This is the first week of March. I can’t believe how quickly we’ve gone through through the first two months of the year. Maybe that’s because we’ve spent all of our free time at sports with our daughter’s ringette, one of our son’s hockey, and all three kids’ wheelchair basketball. Okay, admittedly we signed up for this because we want our kids to be active and healthy, but as we head into playoffs and Provincials, we kind of just want it to be over. Also, the fact that the average temperature for the lat two months seems to have been -30C may also have something to do with my attitude right now.
I had grand plans for this year that currently don’t seem to be realistic. I had planned to write a semi-weekly series on music. This was great in January, but February had me planning and drafting but not actually publishing anything. So now I’m behind on that project. I had planned to exercise for my self. You know, regular 7 minute workouts, some yoga, some time on the bike. Nope. Zip. Nadda. Once again, the best laid plans … well you know. Any way, this is really an outcome that is of my own making. When I wasn’t dealing with work, taking my kids to a sporting activity, or doing the parental hand-off in the driveway/parking lot because my wife and I play zone defence when it comes to the kids, or shoveling the driveway, I actually liked to sit down and enjoy some family time. But hey, I really should make an effort for exercise. Especially if I want to keep up with my kids.

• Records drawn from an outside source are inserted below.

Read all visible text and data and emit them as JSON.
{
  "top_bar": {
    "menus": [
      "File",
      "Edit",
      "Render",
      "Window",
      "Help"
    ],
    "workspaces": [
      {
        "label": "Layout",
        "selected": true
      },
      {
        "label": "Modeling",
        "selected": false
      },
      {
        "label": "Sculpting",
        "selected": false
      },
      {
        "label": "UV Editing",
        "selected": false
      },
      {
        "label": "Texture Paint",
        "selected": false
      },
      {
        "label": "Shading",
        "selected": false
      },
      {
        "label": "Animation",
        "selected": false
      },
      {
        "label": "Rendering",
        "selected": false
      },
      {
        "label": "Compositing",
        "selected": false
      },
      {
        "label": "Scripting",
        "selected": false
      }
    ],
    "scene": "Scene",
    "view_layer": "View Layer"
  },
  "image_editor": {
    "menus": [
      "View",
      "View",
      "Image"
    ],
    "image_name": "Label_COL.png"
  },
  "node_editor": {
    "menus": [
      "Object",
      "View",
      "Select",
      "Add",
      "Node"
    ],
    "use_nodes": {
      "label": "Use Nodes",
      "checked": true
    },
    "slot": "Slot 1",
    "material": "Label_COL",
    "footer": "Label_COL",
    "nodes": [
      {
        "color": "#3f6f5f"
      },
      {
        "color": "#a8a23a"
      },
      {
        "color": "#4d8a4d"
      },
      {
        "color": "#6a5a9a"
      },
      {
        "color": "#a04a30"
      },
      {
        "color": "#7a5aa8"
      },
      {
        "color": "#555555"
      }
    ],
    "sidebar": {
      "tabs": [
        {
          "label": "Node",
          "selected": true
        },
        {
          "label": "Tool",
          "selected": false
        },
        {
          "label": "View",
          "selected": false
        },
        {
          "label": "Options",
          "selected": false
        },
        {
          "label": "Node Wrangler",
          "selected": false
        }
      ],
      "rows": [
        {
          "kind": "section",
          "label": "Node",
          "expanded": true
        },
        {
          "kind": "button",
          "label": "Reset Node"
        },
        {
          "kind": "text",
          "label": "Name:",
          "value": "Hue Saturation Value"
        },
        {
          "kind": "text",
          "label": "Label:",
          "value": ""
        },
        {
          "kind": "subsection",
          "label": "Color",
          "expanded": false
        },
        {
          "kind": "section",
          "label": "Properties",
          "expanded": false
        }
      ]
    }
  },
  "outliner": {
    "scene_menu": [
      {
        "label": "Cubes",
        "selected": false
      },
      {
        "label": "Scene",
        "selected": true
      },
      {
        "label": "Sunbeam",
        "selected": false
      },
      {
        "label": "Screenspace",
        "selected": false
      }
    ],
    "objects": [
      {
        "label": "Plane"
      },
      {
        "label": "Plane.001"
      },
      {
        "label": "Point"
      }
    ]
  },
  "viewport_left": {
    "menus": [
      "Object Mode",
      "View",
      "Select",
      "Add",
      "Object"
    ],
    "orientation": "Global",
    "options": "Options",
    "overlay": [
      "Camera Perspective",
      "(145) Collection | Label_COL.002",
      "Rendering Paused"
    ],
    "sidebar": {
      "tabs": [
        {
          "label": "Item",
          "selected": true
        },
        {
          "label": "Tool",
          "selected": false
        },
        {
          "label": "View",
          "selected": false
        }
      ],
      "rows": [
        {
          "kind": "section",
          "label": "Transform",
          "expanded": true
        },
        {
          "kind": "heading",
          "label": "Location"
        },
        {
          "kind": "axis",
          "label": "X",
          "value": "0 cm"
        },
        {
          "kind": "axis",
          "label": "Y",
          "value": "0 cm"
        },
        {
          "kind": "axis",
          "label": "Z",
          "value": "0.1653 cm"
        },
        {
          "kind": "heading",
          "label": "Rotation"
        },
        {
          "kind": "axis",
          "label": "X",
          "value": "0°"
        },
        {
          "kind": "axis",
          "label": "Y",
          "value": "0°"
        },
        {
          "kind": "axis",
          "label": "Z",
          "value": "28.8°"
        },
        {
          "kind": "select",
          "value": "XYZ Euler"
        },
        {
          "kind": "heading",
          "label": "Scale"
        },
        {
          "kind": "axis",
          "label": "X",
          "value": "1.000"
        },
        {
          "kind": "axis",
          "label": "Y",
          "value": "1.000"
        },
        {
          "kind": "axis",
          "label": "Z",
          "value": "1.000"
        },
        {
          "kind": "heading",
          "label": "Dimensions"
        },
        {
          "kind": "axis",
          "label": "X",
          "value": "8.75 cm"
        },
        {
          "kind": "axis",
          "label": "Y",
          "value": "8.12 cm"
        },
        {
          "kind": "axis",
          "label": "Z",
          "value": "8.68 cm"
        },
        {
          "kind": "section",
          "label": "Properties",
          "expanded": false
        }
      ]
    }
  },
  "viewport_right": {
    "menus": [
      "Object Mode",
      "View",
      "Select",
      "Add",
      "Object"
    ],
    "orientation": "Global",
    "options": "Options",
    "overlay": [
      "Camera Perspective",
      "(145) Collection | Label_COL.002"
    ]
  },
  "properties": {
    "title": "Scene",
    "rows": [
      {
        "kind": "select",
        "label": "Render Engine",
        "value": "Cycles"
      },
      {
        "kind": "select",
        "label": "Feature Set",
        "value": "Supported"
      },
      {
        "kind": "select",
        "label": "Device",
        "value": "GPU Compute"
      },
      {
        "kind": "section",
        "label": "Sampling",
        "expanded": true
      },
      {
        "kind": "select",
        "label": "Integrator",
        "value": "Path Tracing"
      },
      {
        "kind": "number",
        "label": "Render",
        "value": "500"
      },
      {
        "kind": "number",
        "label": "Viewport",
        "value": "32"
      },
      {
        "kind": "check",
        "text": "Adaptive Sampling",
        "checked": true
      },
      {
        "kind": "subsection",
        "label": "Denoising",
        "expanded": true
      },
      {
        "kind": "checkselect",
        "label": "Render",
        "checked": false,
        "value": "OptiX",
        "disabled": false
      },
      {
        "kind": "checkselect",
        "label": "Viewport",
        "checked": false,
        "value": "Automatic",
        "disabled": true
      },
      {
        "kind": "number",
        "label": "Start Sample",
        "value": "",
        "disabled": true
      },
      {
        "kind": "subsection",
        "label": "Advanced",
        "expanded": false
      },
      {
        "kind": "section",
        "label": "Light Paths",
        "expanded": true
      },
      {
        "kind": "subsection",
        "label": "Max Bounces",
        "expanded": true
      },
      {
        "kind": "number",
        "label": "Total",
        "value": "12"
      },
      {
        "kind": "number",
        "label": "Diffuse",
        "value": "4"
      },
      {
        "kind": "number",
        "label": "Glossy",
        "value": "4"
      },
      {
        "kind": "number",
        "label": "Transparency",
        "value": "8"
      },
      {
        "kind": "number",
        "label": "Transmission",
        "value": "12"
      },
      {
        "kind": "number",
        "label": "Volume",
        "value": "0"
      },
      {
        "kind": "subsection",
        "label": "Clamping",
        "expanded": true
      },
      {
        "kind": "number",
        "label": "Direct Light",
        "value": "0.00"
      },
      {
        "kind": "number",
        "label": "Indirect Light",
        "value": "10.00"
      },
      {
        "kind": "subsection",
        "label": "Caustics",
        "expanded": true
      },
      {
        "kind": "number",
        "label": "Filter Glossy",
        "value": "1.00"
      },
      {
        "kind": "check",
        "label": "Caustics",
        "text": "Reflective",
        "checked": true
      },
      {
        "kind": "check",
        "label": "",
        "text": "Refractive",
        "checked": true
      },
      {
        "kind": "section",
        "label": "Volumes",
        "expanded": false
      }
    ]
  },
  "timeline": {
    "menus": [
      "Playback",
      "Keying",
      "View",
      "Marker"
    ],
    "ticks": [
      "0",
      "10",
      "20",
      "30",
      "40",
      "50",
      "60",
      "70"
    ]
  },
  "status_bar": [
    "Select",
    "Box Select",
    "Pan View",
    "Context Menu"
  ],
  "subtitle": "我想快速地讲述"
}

Now it’s not all doom and gloom. I haven’t been a complete couch potato. Because I have a hard time sitting still (I mean a REALLY hard time) at the kids’ sporting events, I coach and participate. That means I get to play some wheelchair basketball once a week. I’m on the ice or bench coaching. That means for the months of January and February I’ve been on the ice for 18 practices of skating and shooting. While I’m not always working as hard as the players, I do get a good skate in. And it turns out shooting is not a bad workout either. Also, we own a dog. Ostensibly the dog was for the kids, but I think my wife really wanted him so that I was guaranteed some exercise. While I share walking duties with son #2, the dog and I have managed to walk approximately 50 kms so far this year. Our walks have been hampered by the extreme cold, so I expect we will cover more ground in the coming months (assuming it does actually get warmer).
So I am getting some exercise, at least enough to keep my calorie intake at bay. My doctor always reminds me I need to move more so that I can get my weight down. My sister-in-law, who is one of the fittest people I know, keeps telling me I can make time to exercise. She and my brother-in-law are two of the biggest sources of encouragement to get moving. And keep moving. Of course my family — my wife and our three kids — are the BIGGEST reason to keep moving. I plan to be around for a long time, so I do need to keep moving, and I will keep moving.